[OpenAFS] Re: bonnie++ on OpenAFS

Marc Dionne marc.c.dionne@gmail.com
Mon, 22 Nov 2010 19:36:28 -0500

On Mon, Nov 22, 2010 at 6:56 PM, Achim Gsell <achim.gsell@psi.ch> wrote:
> On Nov 23, 2010, at 12:15 AM, Simon Wilkinson wrote:
>> On 22 Nov 2010, at 23:06, Achim Gsell wrote:
>>> 3.) But if I first open 8 files and - after this is done - start writin=
g to these files sequentially, the problem occurs. The difference to 1.) an=
d 2.) is, that I have these 8 open files while the test is running. This si=
mulates the "putc-test" of bonnie++ more or less:
>> AFS is a write-on-close filesystem, so holding all of these files open m=
eans that it is trying really hard not to flush any data back to the filese=
rver. However, at some point the cache fills, and it has to start writing d=
ata back. In 1.4, we make some really bad choices about which data to write=
 back, and so we end up thrashing the cache. With Marc Dionne's work in 1.5=
, we at least have the ability to make better choices, but nobody has reall=
y looked in detail at what happens when the cache fills, as the best soluti=
on is to avoid it happening in the first place!
> Sounds reasonable.
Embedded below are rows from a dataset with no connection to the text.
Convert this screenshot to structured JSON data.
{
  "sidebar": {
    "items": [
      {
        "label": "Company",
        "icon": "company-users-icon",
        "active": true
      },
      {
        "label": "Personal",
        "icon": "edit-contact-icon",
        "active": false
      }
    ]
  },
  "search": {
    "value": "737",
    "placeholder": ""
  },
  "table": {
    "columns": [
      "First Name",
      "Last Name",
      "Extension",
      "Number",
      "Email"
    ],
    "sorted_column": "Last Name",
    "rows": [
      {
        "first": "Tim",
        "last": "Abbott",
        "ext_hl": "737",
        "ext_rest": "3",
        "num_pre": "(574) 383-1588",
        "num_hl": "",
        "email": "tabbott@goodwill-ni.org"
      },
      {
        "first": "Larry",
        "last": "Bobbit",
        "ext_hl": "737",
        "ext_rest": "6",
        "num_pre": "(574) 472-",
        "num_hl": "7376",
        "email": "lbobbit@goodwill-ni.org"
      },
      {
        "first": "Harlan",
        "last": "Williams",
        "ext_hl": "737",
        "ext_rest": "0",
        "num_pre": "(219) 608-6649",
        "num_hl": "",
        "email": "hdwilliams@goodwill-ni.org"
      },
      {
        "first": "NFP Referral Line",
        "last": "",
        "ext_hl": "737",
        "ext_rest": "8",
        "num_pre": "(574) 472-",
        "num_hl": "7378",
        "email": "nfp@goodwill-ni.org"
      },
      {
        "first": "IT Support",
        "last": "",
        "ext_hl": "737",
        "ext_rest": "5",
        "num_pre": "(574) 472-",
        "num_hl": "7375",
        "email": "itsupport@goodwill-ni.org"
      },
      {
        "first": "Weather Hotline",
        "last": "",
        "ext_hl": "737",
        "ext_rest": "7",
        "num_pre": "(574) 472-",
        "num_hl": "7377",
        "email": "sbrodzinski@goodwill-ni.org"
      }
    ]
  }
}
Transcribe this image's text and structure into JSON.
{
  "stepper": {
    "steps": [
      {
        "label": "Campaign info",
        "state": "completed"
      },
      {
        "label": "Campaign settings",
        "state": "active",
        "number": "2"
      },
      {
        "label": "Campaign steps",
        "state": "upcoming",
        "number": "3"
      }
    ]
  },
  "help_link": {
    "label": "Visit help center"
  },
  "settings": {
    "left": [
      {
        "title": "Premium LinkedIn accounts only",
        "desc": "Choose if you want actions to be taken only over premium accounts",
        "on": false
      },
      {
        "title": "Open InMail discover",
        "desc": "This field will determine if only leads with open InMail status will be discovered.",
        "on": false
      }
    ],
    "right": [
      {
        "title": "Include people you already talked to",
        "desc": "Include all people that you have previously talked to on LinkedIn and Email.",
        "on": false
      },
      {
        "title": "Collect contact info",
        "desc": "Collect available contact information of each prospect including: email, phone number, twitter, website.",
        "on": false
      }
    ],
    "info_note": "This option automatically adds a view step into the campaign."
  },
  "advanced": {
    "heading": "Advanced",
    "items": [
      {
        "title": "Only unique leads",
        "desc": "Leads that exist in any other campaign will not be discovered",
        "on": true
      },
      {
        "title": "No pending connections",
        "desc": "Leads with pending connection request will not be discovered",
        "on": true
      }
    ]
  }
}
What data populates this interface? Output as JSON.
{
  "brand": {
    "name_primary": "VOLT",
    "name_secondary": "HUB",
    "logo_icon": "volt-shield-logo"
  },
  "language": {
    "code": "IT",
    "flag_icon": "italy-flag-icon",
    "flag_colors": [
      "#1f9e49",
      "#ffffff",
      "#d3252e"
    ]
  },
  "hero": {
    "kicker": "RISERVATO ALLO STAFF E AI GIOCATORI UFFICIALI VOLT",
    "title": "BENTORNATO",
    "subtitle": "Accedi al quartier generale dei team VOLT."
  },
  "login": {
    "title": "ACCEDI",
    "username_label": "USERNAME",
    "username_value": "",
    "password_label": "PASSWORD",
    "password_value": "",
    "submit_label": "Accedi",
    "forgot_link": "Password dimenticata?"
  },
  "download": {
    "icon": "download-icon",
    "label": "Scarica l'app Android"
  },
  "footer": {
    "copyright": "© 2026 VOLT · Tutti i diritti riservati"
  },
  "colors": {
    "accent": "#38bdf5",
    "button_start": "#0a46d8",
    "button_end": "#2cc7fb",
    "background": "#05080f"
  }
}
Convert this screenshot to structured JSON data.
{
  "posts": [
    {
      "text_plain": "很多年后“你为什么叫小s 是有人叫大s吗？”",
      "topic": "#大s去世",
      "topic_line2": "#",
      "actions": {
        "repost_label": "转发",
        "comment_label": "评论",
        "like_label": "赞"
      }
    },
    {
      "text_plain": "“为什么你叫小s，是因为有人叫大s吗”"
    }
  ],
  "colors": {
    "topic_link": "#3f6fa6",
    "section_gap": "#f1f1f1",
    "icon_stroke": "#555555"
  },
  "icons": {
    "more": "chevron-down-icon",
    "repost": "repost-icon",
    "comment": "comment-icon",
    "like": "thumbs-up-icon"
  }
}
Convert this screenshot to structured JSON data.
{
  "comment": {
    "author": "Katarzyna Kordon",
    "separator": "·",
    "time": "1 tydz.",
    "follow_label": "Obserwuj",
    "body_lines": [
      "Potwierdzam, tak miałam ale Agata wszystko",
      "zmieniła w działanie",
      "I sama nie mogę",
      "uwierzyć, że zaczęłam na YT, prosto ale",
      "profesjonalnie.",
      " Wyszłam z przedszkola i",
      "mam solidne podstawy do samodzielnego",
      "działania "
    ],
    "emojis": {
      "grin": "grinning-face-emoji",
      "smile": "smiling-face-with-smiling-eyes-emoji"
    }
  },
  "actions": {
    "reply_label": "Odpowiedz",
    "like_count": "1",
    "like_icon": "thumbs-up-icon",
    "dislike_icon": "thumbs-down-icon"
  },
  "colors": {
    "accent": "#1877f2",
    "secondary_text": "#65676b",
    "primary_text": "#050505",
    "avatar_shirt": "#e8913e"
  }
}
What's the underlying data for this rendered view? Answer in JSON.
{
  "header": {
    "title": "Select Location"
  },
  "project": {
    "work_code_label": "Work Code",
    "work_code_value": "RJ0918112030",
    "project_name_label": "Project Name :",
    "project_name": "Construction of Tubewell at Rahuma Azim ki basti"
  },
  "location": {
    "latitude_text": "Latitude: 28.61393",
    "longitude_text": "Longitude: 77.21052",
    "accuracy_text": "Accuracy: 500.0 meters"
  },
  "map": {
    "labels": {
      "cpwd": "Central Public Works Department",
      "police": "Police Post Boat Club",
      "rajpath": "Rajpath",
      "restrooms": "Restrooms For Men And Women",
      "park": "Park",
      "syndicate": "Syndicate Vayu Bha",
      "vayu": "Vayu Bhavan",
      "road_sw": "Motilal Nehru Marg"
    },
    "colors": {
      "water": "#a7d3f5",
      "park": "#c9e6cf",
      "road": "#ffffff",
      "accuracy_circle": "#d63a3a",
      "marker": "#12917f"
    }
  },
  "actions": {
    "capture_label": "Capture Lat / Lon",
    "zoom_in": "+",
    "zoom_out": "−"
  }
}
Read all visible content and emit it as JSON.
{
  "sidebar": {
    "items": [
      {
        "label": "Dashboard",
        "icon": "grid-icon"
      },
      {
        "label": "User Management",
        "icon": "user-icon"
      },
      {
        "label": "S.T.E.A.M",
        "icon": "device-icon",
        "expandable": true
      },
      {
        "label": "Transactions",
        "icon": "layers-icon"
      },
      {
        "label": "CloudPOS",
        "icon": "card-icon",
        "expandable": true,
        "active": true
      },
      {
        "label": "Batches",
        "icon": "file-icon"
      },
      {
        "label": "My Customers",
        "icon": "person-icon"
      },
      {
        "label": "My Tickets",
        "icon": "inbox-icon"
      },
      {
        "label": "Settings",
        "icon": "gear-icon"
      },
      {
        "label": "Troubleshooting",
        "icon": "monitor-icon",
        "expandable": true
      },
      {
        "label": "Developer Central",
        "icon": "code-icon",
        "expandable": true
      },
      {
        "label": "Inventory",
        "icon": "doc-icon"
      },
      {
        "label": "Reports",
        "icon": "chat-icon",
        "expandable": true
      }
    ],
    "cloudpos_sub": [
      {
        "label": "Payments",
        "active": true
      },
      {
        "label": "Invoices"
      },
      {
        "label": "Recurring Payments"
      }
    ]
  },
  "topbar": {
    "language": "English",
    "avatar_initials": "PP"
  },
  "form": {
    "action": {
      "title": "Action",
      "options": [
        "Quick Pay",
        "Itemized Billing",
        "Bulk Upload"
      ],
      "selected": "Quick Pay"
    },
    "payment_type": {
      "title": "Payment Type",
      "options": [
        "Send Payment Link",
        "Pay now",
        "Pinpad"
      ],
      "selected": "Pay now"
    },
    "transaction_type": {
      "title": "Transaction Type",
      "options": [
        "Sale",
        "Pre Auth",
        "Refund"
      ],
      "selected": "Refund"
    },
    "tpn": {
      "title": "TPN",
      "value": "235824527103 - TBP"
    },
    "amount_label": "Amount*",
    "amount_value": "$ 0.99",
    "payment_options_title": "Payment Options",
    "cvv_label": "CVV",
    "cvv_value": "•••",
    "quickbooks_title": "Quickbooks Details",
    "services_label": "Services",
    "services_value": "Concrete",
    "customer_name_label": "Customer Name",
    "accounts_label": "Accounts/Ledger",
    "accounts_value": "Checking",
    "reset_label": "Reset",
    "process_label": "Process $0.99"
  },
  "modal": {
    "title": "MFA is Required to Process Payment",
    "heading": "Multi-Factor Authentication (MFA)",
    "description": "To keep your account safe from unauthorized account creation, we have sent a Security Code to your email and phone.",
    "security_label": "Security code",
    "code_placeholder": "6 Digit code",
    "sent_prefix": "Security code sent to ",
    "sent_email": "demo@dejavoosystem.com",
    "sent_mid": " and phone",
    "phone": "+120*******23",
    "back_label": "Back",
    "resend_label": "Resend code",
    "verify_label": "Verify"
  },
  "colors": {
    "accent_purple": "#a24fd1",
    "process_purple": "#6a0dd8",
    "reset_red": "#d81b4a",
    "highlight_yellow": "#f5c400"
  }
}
But I have the same problem with a 9GB disk-cache, a 1=
GB disk-cache, 1GB mem-cache and a 256kB mem-cache: I can write 6 GB pretty=
 fast then performance drops to < 3MB/s ...
> So long
> Achim

Same question as Simon.. what's your memory size, and also what's your
dirty background ratio (cat /proc/sys/vm/dirty_background_ratio)?
Quite a bit of writing can occur before the VM decides to initiate
writeback, so issues with the cache can show up later than one would
think if there's a lot of memory and/or the dirty ratio is set high.

The cache manager has 2 basic problems in this situation:
1 - It only tries to write back data for the file it's currently
writing.  Data from the earlier files is occupying most of the cache
but won't be evicted.  So it ends up spinning within a small section
of cache.
2 - It can repeatedly flush out the same data to the server.  I don't
understand exactly what's occurring in this particular case, but
looking at packet traces (I reproduced it here), I see the client
sending a series of overlapping ranges (0-4k, 0-8k... 0-1MB) to the
server.  So on average at that point it is writing each 4k block 128
times to the server...